The dashboard provided data regarding relief sites, where people could donate money or items, animal shelters, and had a survey embedded, enabling users to submit relief-related information. It also caught the attention of a community-led group called the West Maui Community Aid (WMCA), who, during the fire’s early hours, facilitated and managed the various pop-up encampments, also called ‘pods’.” The group was also one of the first to express the concern of protecting culturally sensitive areas such as archeological sites, ancestral remains, and historic buildings.

Jenkins used ArcGIS Experience Builder to collect information into a publicly accessible dashboard.

“Ancestral remains are integral to Native Hawaiian identity,” explained Jenkins. “Iwi kupuna (ancestral bones) sit at the core of one’s connection to ancestry that strengthens and guides our understanding and interaction with our homeland, and collectively, with one another.”

Through Esri’s Disaster Response Program, she was able to access additional ArcGIS technologies to assist in this work. She served as a community liaison and GIS analyst contractor for several weeks with the EPA to help with the monitoring of culturally sensitive areas. The cultural monitoring activities lasted a few weeks until it was passed on to another local organization. She also lent her expertise in creating surveys with ArcGIS Survey123 to help public and communication information officers collect the necessary details for their operations dashboards.

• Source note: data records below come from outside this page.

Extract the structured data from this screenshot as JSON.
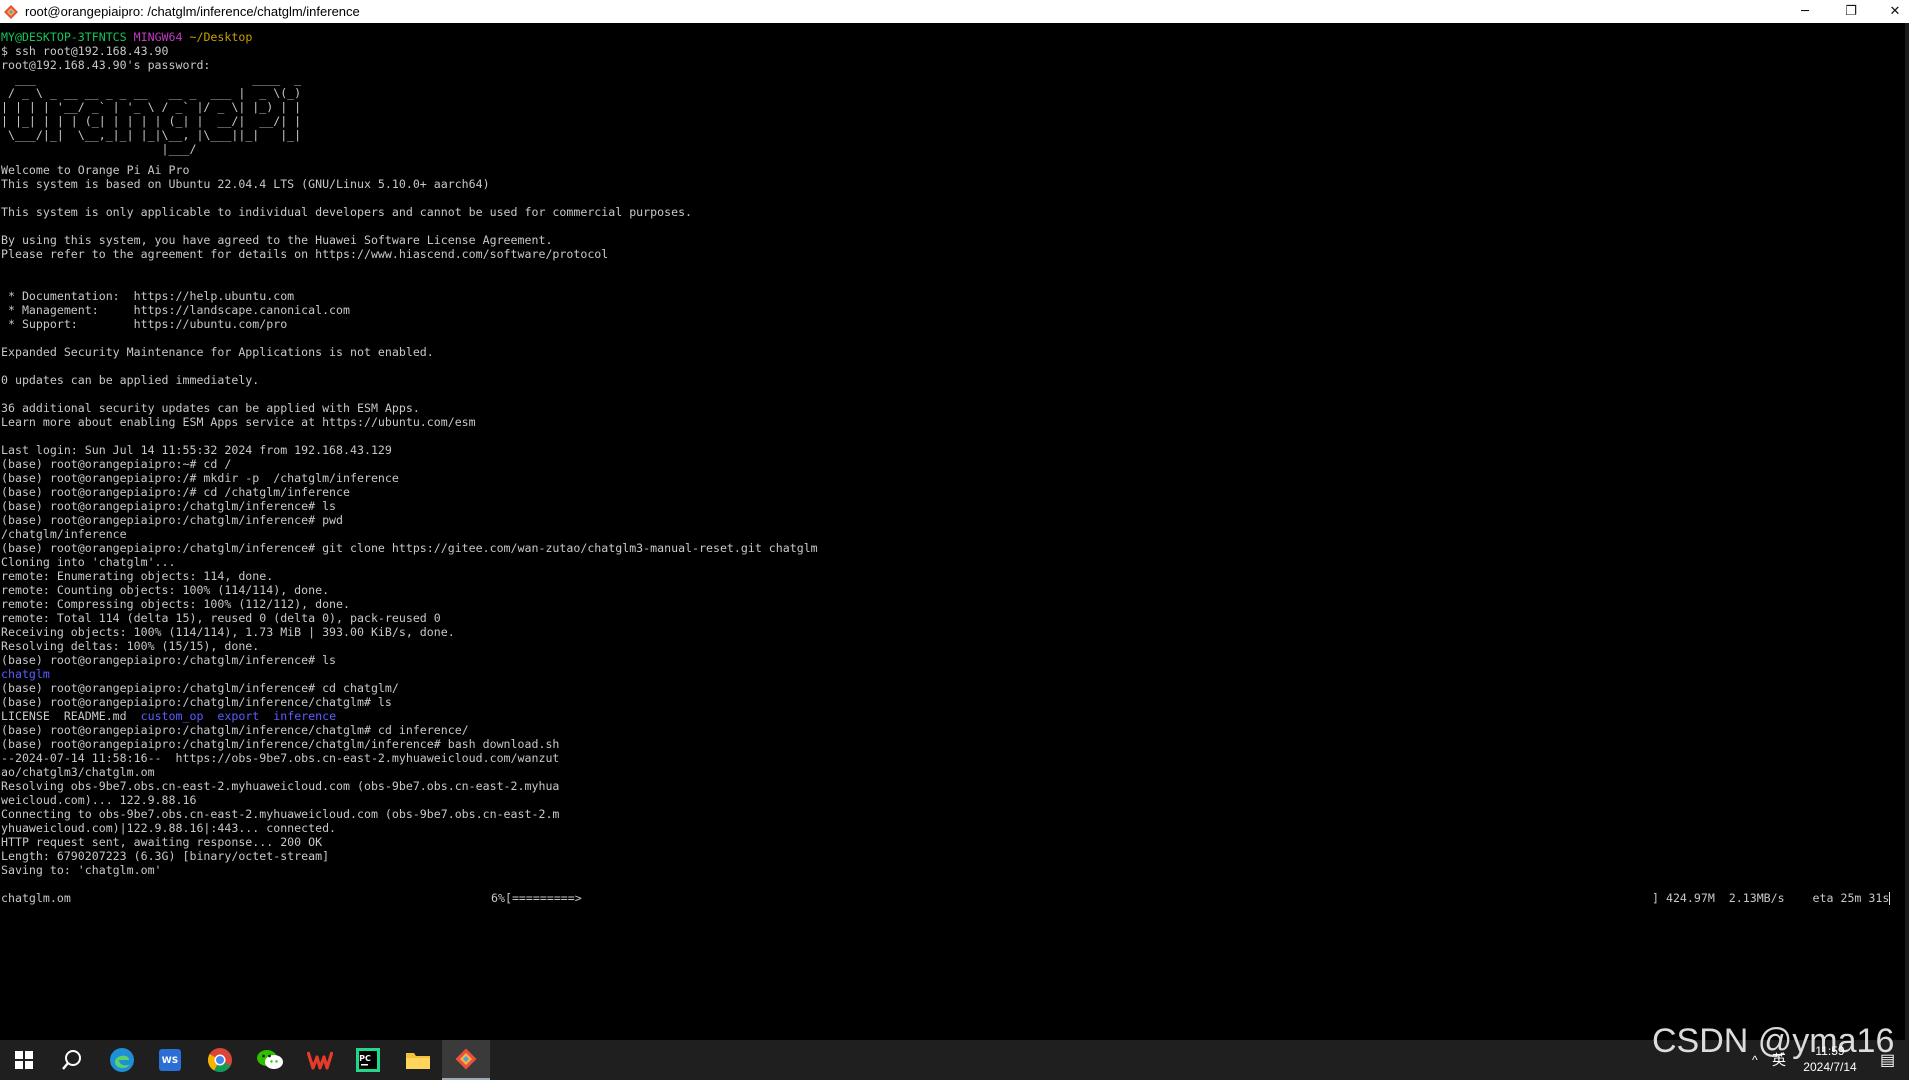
{
  "window": {
    "title": "root@orangepiaipro: /chatglm/inference/chatglm/inference",
    "minimize_glyph": "─",
    "restore_glyph": "❐",
    "close_glyph": "✕"
  },
  "prompt": {
    "user_host": "MY@DESKTOP-3TFNTCS",
    "shell": "MINGW64",
    "path": "~/Desktop",
    "first_cmd": "$ ssh root@192.168.43.90"
  },
  "lines": {
    "l02": "root@192.168.43.90's password:",
    "banner1": "  ___                               ____  _ ",
    "banner2": " / _ \\ _ __ __ _ _ __   __ _  ___ |  _ \\(_)",
    "banner3": "| | | | '__/ _` | '_ \\ / _` |/ _ \\| |_) | |",
    "banner4": "| |_| | | | (_| | | | | (_| |  __/|  __/| |",
    "banner5": " \\___/|_|  \\__,_|_| |_|\\__, |\\___||_|   |_|",
    "banner6": "                       |___/              ",
    "l09": "Welcome to Orange Pi Ai Pro",
    "l10": "This system is based on Ubuntu 22.04.4 LTS (GNU/Linux 5.10.0+ aarch64)",
    "l12": "This system is only applicable to individual developers and cannot be used for commercial purposes.",
    "l14": "By using this system, you have agreed to the Huawei Software License Agreement.",
    "l15": "Please refer to the agreement for details on https://www.hiascend.com/software/protocol",
    "l19": " * Documentation:  https://help.ubuntu.com",
    "l20": " * Management:     https://landscape.canonical.com",
    "l21": " * Support:        https://ubuntu.com/pro",
    "l23": "Expanded Security Maintenance for Applications is not enabled.",
    "l25": "0 updates can be applied immediately.",
    "l27": "36 additional security updates can be applied with ESM Apps.",
    "l28": "Learn more about enabling ESM Apps service at https://ubuntu.com/esm",
    "l30": "Last login: Sun Jul 14 11:55:32 2024 from 192.168.43.129",
    "l31": "(base) root@orangepiaipro:~# cd /",
    "l32": "(base) root@orangepiaipro:/# mkdir -p  /chatglm/inference",
    "l33": "(base) root@orangepiaipro:/# cd /chatglm/inference",
    "l34": "(base) root@orangepiaipro:/chatglm/inference# ls",
    "l35": "(base) root@orangepiaipro:/chatglm/inference# pwd",
    "l36": "/chatglm/inference",
    "l37": "(base) root@orangepiaipro:/chatglm/inference# git clone https://gitee.com/wan-zutao/chatglm3-manual-reset.git chatglm",
    "l38": "Cloning into 'chatglm'...",
    "l39": "remote: Enumerating objects: 114, done.",
    "l40": "remote: Counting objects: 100% (114/114), done.",
    "l41": "remote: Compressing objects: 100% (112/112), done.",
    "l42": "remote: Total 114 (delta 15), reused 0 (delta 0), pack-reused 0",
    "l43": "Receiving objects: 100% (114/114), 1.73 MiB | 393.00 KiB/s, done.",
    "l44": "Resolving deltas: 100% (15/15), done.",
    "l45": "(base) root@orangepiaipro:/chatglm/inference# ls",
    "l46": "chatglm",
    "l47": "(base) root@orangepiaipro:/chatglm/inference# cd chatglm/",
    "l48": "(base) root@orangepiaipro:/chatglm/inference/chatglm# ls",
    "l49_a": "LICENSE  README.md  ",
    "l49_b": "custom_op",
    "l49_c": "export",
    "l49_d": "inference",
    "l50": "(base) root@orangepiaipro:/chatglm/inference/chatglm# cd inference/",
    "l51": "(base) root@orangepiaipro:/chatglm/inference/chatglm/inference# bash download.sh",
    "l52": "--2024-07-14 11:58:16--  https://obs-9be7.obs.cn-east-2.myhuaweicloud.com/wanzut",
    "l53": "ao/chatglm3/chatglm.om",
    "l54": "Resolving obs-9be7.obs.cn-east-2.myhuaweicloud.com (obs-9be7.obs.cn-east-2.myhua",
    "l55": "weicloud.com)... 122.9.88.16",
    "l56": "Connecting to obs-9be7.obs.cn-east-2.myhuaweicloud.com (obs-9be7.obs.cn-east-2.m",
    "l57": "yhuaweicloud.com)|122.9.88.16|:443... connected.",
    "l58": "HTTP request sent, awaiting response... 200 OK",
    "l59": "Length: 6790207223 (6.3G) [binary/octet-stream]",
    "l60": "Saving to: 'chatglm.om'"
  },
  "download": {
    "filename": "chatglm.om",
    "progress": "6%[=========>",
    "stats": "] 424.97M  2.13MB/s    eta 25m 31s"
  },
  "taskbar": {
    "apps": [
      "start",
      "search",
      "edge",
      "wps-writer",
      "chrome",
      "wechat",
      "wps",
      "pycharm",
      "file-explorer",
      "git-bash"
    ],
    "tray_chevron": "^",
    "ime": "英",
    "time": "11:59",
    "date": "2024/7/14",
    "notification_glyph": "▤"
  },
  "watermark": "CSDN @yma16",
  "colors": {
    "prompt_green": "#13c45a",
    "prompt_purple": "#c43ac4",
    "prompt_yellow": "#c4a000",
    "dir_blue": "#5c5cff",
    "text": "#c8c8c8"
  }
}
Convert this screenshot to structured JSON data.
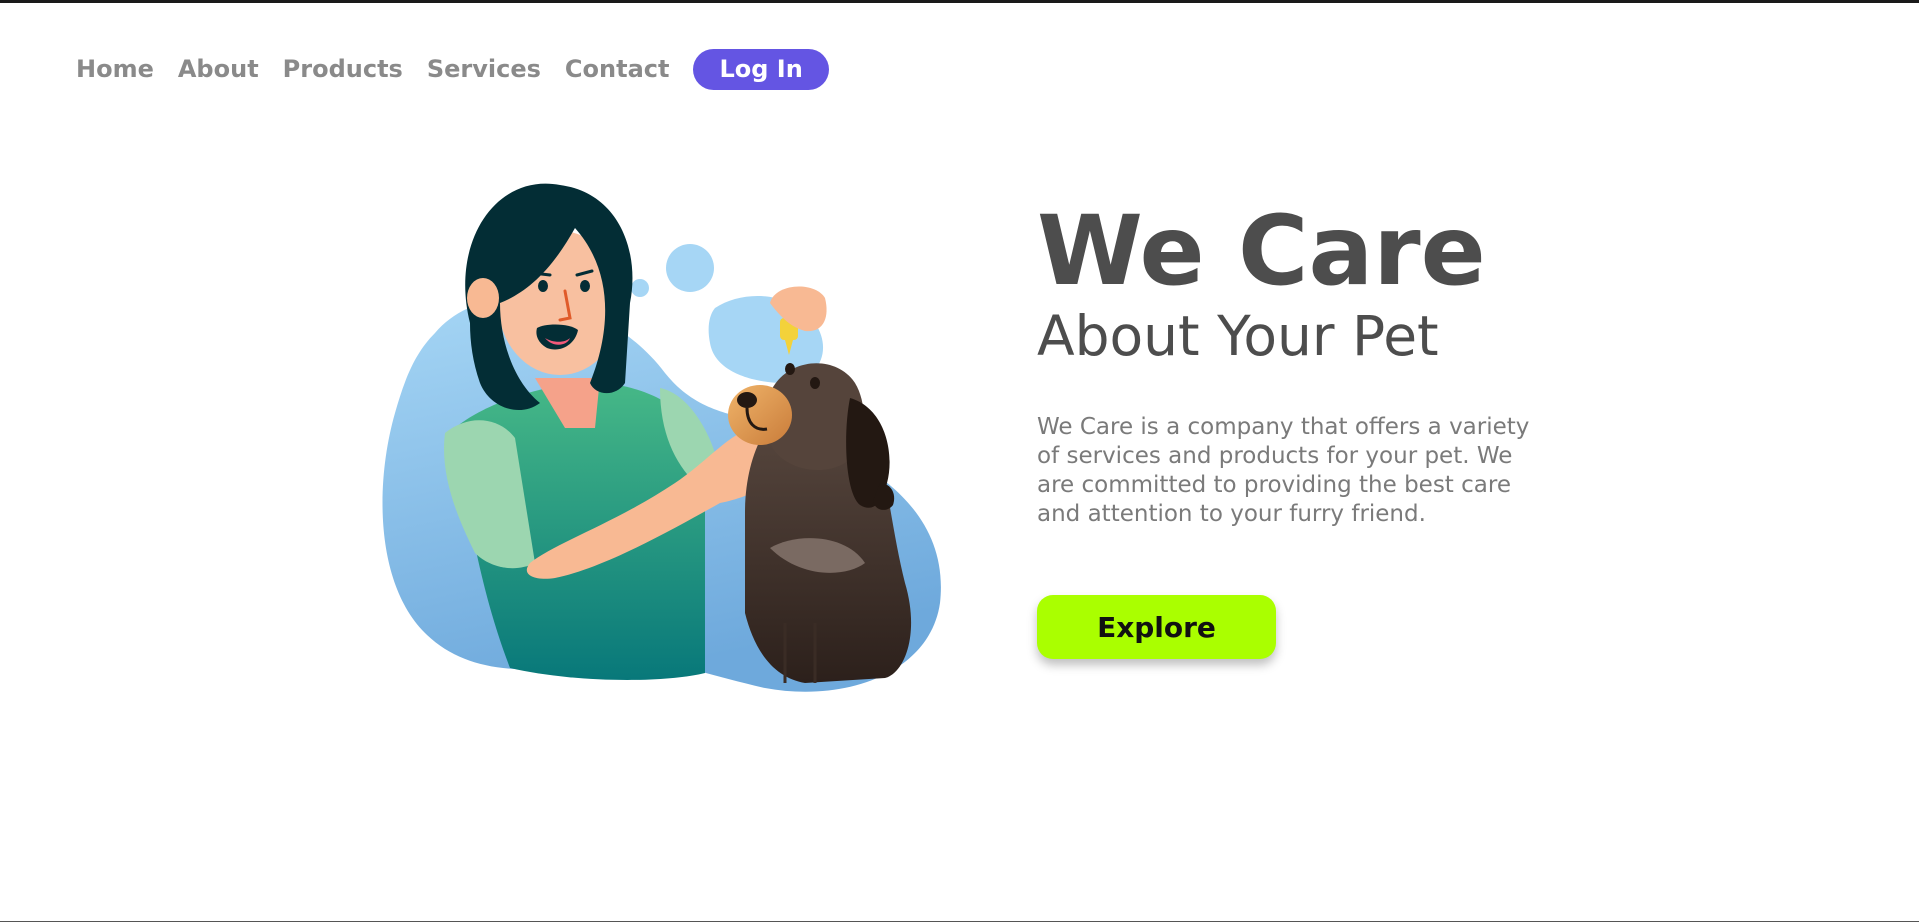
{
  "nav": {
    "items": [
      {
        "label": "Home"
      },
      {
        "label": "About"
      },
      {
        "label": "Products"
      },
      {
        "label": "Services"
      },
      {
        "label": "Contact"
      }
    ],
    "login_label": "Log In"
  },
  "hero": {
    "title": "We Care",
    "subtitle": "About Your Pet",
    "description": "We Care is a company that offers a variety of services and products for your pet. We are committed to providing the best care and attention to your furry friend.",
    "cta_label": "Explore"
  },
  "illustration": {
    "subject": "woman giving eye drops to dog",
    "colors": {
      "blob": "#8fc8ee",
      "hair": "#032d35",
      "shirt": "#3fae82",
      "skin": "#f6b38e",
      "dog": "#4a3a33",
      "dog_muzzle": "#e09a50"
    }
  },
  "colors": {
    "accent": "#6455e3",
    "cta": "#aaff00",
    "heading": "#4d4d4d",
    "nav_text": "#8a8a8a"
  }
}
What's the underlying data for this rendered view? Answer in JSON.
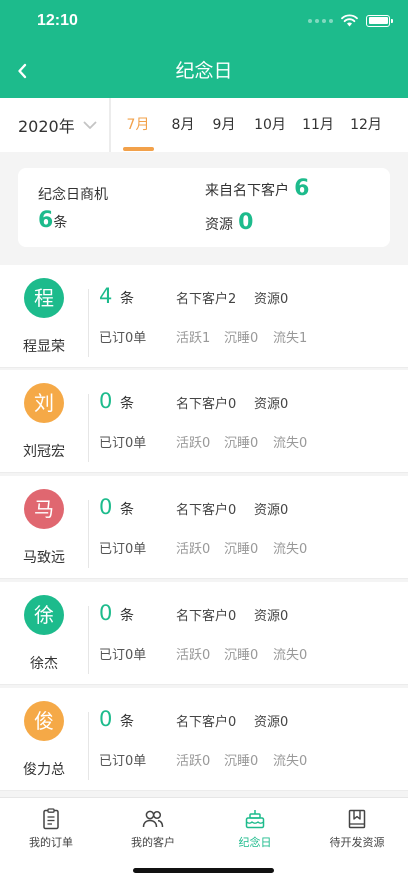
{
  "status_bar": {
    "time": "12:10"
  },
  "nav": {
    "title": "纪念日"
  },
  "filter": {
    "year": "2020年",
    "months": [
      "7月",
      "8月",
      "9月",
      "10月",
      "11月",
      "12月"
    ],
    "active_month": "7月"
  },
  "summary": {
    "opportunity_label": "纪念日商机",
    "opportunity_count": "6",
    "opportunity_unit": "条",
    "from_customer_label": "来自名下客户",
    "from_customer_count": "6",
    "resource_label": "资源",
    "resource_count": "0"
  },
  "customers": [
    {
      "avatar_char": "程",
      "avatar_color": "#1dbb8c",
      "name": "程显荣",
      "count": "4",
      "unit": "条",
      "owned": "名下客户2",
      "resource": "资源0",
      "ordered": "已订0单",
      "active": "活跃1",
      "dormant": "沉睡0",
      "lost": "流失1"
    },
    {
      "avatar_char": "刘",
      "avatar_color": "#f5a947",
      "name": "刘冠宏",
      "count": "0",
      "unit": "条",
      "owned": "名下客户0",
      "resource": "资源0",
      "ordered": "已订0单",
      "active": "活跃0",
      "dormant": "沉睡0",
      "lost": "流失0"
    },
    {
      "avatar_char": "马",
      "avatar_color": "#e06770",
      "name": "马致远",
      "count": "0",
      "unit": "条",
      "owned": "名下客户0",
      "resource": "资源0",
      "ordered": "已订0单",
      "active": "活跃0",
      "dormant": "沉睡0",
      "lost": "流失0"
    },
    {
      "avatar_char": "徐",
      "avatar_color": "#1dbb8c",
      "name": "徐杰",
      "count": "0",
      "unit": "条",
      "owned": "名下客户0",
      "resource": "资源0",
      "ordered": "已订0单",
      "active": "活跃0",
      "dormant": "沉睡0",
      "lost": "流失0"
    },
    {
      "avatar_char": "俊",
      "avatar_color": "#f5a947",
      "name": "俊力总",
      "count": "0",
      "unit": "条",
      "owned": "名下客户0",
      "resource": "资源0",
      "ordered": "已订0单",
      "active": "活跃0",
      "dormant": "沉睡0",
      "lost": "流失0"
    }
  ],
  "tabbar": {
    "items": [
      {
        "label": "我的订单",
        "icon": "clipboard-icon"
      },
      {
        "label": "我的客户",
        "icon": "users-icon"
      },
      {
        "label": "纪念日",
        "icon": "cake-icon"
      },
      {
        "label": "待开发资源",
        "icon": "bookmark-book-icon"
      }
    ],
    "active": "纪念日"
  },
  "colors": {
    "brand": "#1dbb8c",
    "accent": "#f2a14a"
  }
}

“Although I’m not [from] Lahaina, I am Hawai’ian born and raised,” said Jenkins. “It’s been an honor to be able to use my skill set and everything that I’ve learned from Esri and from my community.”

The Journey Ahead

Jenkins isn’t done giving back and is now looking to the future beyond recovery efforts in Maui. Jenkins aims to collaborate with educators to make GIS tools readily available and user-friendly in classrooms across the islands. She envisions developing a tailored course for high school students to empower students to explore and research a topic they are passionate about, using GIS to complete a capstone project.

“My sister and I started using GIS in our science projects, and it has been amazing to see how it is making an impact in our community,” she said. “In the future, I want students to see GIS as a universal tool where they can do anything with it.”

Jenkins plans to team up with both Esri and local GIS experts to assist Hawaiian K–12 schools in accessing the ArcGIS for Schools Bundle. Her goal is to increase awareness of available free GIS education courses offered by the Esri Academy, and ultimately to establish a mentorship program that directly links students with GIS professionals.

Jenkins presented the mangrove project to her community at the Moloka'i Earth Day celebration, educating the public about the impacts of mangrove management.

Jenkins acknowledges that her unique experiences, combined with the guidance of influential community figures from her upbringing and her introduction to GIS through Esri, have been crucial in propelling her career success and enabling her to positively contribute to her community.

“My sister and I were able to do our science fair projects with software Esri donated to us and the User Conference was the first time I knew what I wanted to do for the rest of my life,” she said. “Wherever I go from here, I want my footprint to be a positive one. That is the legacy I want to leave.”

About the author

Cassandra Galindo

Cassandra Galindo is a passionate storyteller who loves to leverage the written word to share unique stories in the world. With a bachelor of arts degree in creative writing from the University of California, Riverside, and experiences in journalism and public relations, Galindo joined Esri's content writing team in 2020, where she crafts compelling customer success stories. Outside the office, her hobbies include reading, yoga, and enjoying a good hike on the many trails southern California has to offer. On a good day, she is a connoisseur of iced coffee and writing powerful stories.